“Black carbon pollution, or soot, a type of particulate matter that results from the incomplete combustion of fossil fuels, is a significant contributor to global warming. The Arctic is especially sensitive to black carbon pollution. When it covers highly reflective snow and ice, the darker surface absorbs more heat, accelerating the melting of snow, glaciers, ice sheets, and sea ice.”

What are some recent victories Bernie has made in the fight for clean air and water?

Bernie secured a strong victory for his home state by protecting the Missisquoi and Trout rivers under the Wild and Scenic rivers designation. The designation is particularly important to Vermont as the Lake Champlain and Missisquoi Bay region have recently been plagued with dead zones and algae blooms, an environmental concern that affects freshwater basins throughout the US, most notably in Lake Champlain’s larger cousins, the Great Lakes.

The Missisquoi River running through Sheldon, Vermont.

Public Parks & Hunting Lands

Public use lands such as parks and mixed use reserves are an American legacy. Bernie supports the continued creation and maintenance of public use lands and believes they are an important vehicle for economic growth.

What are public lands?

Public lands are owned by the federal government. They are subject to sale, but have not been subject to laws. These lands are managed by the Secretary of the Interior. The Secretary has a responsibility to consider the environmental integrity of these areas, and many are national parks, reserves, and refuges. There are types of public land with different restrictions. National parks, national monuments, and national preserves are administered by the national parks Service and are under the highest protection; they have regulations for their preservation, cannot be sold, and are rarely disbanded. The United States Fish and Wildlife Service manages National Wildlife Refuges.

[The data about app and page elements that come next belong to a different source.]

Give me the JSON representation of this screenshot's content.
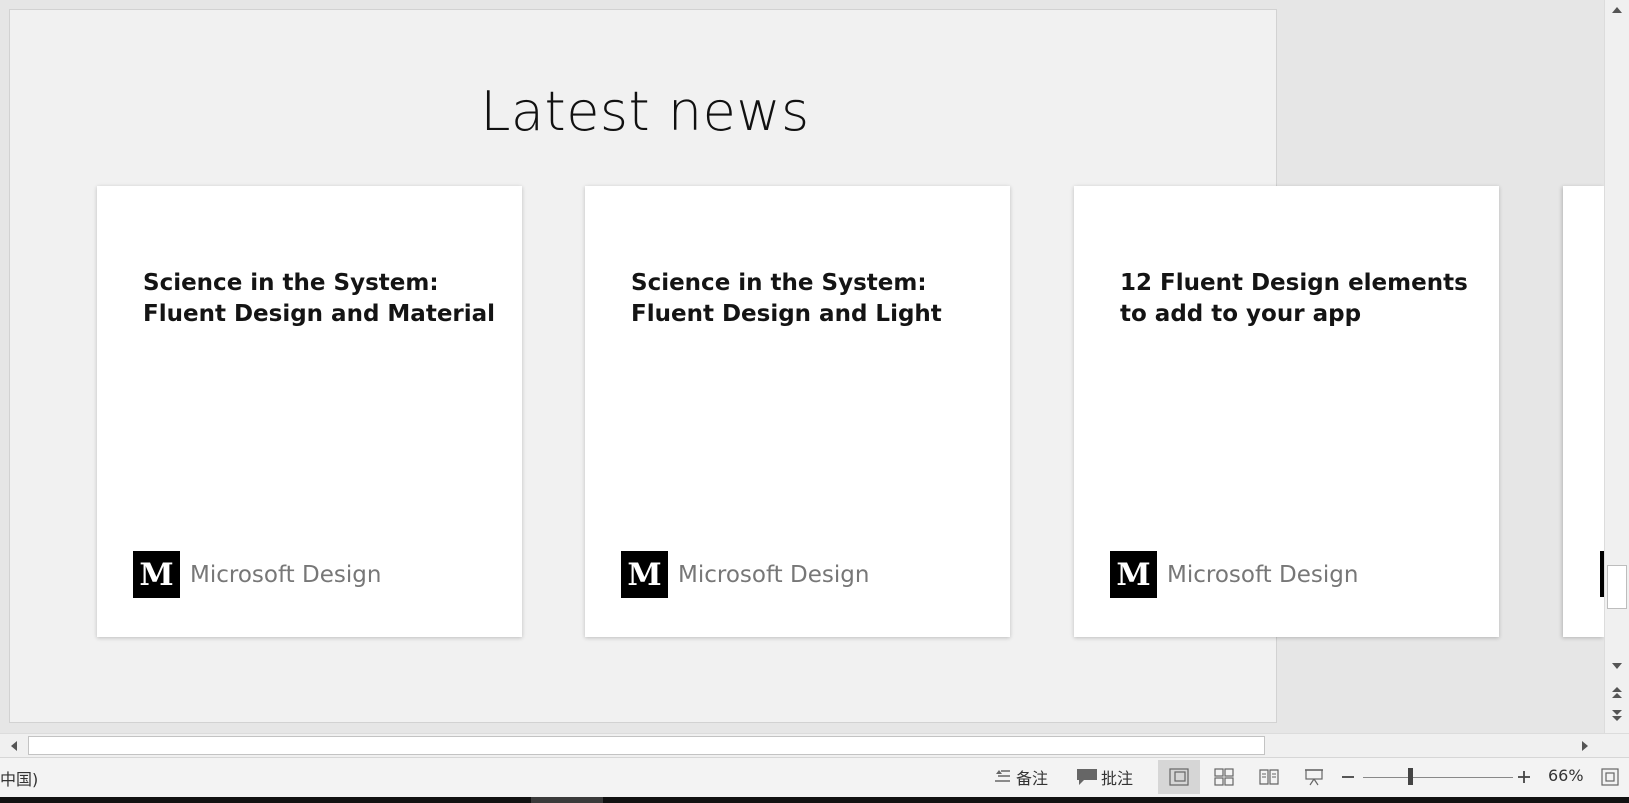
{
  "slide": {
    "title": "Latest news"
  },
  "cards": [
    {
      "title": "Science in the System: Fluent Design and Material",
      "logo": "M",
      "source": "Microsoft Design"
    },
    {
      "title": "Science in the System: Fluent Design and Light",
      "logo": "M",
      "source": "Microsoft Design"
    },
    {
      "title": "12 Fluent Design elements to add to your app",
      "logo": "M",
      "source": "Microsoft Design"
    }
  ],
  "statusbar": {
    "language": "中国)",
    "notes_label": "备注",
    "comments_label": "批注",
    "zoom_percent": "66%",
    "zoom_level": 0.66
  },
  "icons": {
    "notes": "notes-icon",
    "comments": "comment-icon",
    "normal_view": "normal-view-icon",
    "slide_sorter": "slide-sorter-icon",
    "reading_view": "reading-view-icon",
    "slideshow": "slideshow-icon",
    "zoom_out": "minus-icon",
    "zoom_in": "plus-icon",
    "fit": "fit-to-window-icon"
  }
}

Administration of National Wildernesses varies because it is so widespread. Bureau of Land Management lands are the least protected and most likely to be sold off or used for mining, logging, and other harmful practices.

National parks are awesome. What concerns surround them?

Although national parks are fairly safe, other land is not. Republican senators want to sell a great deal of these lands, opening them to potentially destructive private activity.

Furthermore, higher National Park fees make them less accessible to more Americans. This is related to parks being underfunded yet requiring funding to maintain and improve safety and visitor experience.

What legislation has Bernie supported to protect and create public lands?

Bernie created the Rebuild America Act of 2015, which sets aside $3 billion a year “to improve our national parks, monuments, heritage areas and landmarks for current and future generations to enjoy.”

In 2015, he voted against an amendment to the federal budget that would allow the sale of public park and wildlife refuge areas.

Bernie has argued strongly in favor of the Land and Water Conservation Fund (LWCF), in which “companies that drill for (publicly owned) oil and gas…off our shores pay a portion of their revenues into the fund, and that money goes into a trust to acquire… land within the borders of national parks and other protected sites.”

This important program was founded in the 1960s as a way to create more public lands without using taxpayer dollars. Bernie co-signed a letter urging Democratic and Republican senate leadership to work together to find a permanent funding solution for the program, which is set to expire in September 2015.

Grand Canyon National Park, which is protected by the LWCF.

What are some accomplishments Bernie has for creating public use lands?

As mayor of Burlington, Vt., Bernie worked to create the public-use Waterfront Park on the shores of Vermont’s largest city. What could have been developed as luxury 18-story condominiums and a 150-room hotel became a walkable mixed-used park including a sailing center and marina, science center, bike path and public beach.

The view of Lake Champlain as seen from Burlington, Vermont.